Within the records below, how many lines contain "JSON"? The answer is that number alone.

Supplied data Start Marker

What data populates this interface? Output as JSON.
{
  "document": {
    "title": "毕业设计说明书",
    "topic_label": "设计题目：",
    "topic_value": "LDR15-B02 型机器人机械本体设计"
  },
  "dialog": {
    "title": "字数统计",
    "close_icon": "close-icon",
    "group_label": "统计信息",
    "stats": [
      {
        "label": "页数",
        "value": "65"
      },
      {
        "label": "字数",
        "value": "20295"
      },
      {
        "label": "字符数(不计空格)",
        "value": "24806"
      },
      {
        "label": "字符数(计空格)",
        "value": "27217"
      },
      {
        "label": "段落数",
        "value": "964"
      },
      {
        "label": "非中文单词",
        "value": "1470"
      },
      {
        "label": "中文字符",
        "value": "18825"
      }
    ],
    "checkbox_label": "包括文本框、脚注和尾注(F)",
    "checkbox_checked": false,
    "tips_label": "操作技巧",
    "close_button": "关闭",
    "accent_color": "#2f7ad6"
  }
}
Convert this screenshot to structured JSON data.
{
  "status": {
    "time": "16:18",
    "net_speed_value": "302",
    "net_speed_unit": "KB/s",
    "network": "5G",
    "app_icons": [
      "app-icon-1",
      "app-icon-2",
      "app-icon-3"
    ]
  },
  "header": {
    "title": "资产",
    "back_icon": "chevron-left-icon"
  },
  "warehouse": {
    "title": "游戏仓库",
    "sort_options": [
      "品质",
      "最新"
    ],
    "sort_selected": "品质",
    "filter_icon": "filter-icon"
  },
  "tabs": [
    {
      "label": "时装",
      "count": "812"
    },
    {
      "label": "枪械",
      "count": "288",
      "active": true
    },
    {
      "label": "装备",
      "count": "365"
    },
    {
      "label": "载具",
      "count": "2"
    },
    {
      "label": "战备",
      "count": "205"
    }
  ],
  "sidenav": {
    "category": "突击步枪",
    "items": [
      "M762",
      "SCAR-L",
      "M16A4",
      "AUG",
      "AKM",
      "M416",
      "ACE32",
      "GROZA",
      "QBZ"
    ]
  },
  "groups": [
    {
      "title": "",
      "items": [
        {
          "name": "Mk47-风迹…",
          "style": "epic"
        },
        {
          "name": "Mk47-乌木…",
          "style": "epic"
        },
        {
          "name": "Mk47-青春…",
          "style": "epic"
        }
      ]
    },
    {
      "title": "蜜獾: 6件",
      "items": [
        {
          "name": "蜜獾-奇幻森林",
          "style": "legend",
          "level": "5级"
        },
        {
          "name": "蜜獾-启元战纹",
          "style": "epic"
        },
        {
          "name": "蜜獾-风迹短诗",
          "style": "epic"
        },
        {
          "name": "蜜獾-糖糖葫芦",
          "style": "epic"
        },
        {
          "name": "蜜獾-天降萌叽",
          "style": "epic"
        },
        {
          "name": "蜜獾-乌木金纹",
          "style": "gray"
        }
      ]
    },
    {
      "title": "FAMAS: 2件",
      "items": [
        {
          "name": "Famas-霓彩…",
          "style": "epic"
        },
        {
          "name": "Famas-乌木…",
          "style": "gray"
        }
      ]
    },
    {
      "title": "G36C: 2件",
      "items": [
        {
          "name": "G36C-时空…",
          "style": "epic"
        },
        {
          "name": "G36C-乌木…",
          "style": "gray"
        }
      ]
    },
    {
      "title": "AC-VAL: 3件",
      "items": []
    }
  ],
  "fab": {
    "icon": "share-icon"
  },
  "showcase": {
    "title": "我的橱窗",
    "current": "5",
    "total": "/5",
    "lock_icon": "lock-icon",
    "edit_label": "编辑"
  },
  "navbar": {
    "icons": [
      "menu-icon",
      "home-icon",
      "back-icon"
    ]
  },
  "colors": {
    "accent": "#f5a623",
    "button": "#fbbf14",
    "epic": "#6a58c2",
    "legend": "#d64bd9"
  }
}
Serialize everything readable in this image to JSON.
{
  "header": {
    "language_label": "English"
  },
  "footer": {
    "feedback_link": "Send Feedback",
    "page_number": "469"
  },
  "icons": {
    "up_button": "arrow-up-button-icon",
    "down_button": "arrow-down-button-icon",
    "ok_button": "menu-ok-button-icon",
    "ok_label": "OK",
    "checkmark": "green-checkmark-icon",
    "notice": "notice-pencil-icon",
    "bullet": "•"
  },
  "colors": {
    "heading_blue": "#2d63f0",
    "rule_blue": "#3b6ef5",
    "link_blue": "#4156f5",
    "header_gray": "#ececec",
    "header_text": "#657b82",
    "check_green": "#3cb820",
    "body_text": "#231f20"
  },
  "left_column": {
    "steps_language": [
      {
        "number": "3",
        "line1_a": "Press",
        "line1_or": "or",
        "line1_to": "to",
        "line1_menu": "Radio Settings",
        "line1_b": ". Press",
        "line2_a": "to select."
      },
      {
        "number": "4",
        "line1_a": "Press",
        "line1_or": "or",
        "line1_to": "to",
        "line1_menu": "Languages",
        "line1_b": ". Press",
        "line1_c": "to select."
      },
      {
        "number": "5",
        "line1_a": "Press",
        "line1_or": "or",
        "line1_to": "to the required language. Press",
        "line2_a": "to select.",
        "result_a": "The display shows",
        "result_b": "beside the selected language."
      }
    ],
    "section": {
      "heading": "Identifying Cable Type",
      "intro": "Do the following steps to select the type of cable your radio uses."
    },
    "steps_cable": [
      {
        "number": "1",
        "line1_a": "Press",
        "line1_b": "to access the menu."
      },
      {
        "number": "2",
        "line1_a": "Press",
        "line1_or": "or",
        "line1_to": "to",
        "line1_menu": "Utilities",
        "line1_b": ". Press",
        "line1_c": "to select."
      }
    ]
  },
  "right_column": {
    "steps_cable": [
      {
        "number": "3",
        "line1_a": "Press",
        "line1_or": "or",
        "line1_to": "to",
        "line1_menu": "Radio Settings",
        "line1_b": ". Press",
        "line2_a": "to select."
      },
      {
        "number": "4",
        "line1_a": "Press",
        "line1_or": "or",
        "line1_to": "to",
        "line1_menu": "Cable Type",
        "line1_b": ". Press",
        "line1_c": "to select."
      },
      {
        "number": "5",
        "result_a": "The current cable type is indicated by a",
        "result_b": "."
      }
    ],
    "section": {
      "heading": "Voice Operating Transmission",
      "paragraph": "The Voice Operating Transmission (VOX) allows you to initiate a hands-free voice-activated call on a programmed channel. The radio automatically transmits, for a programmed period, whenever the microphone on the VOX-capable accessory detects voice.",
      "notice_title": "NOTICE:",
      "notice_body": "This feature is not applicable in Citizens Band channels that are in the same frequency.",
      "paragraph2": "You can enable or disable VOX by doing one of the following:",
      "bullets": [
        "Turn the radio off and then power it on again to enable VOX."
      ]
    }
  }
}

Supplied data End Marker

**Answer space**
3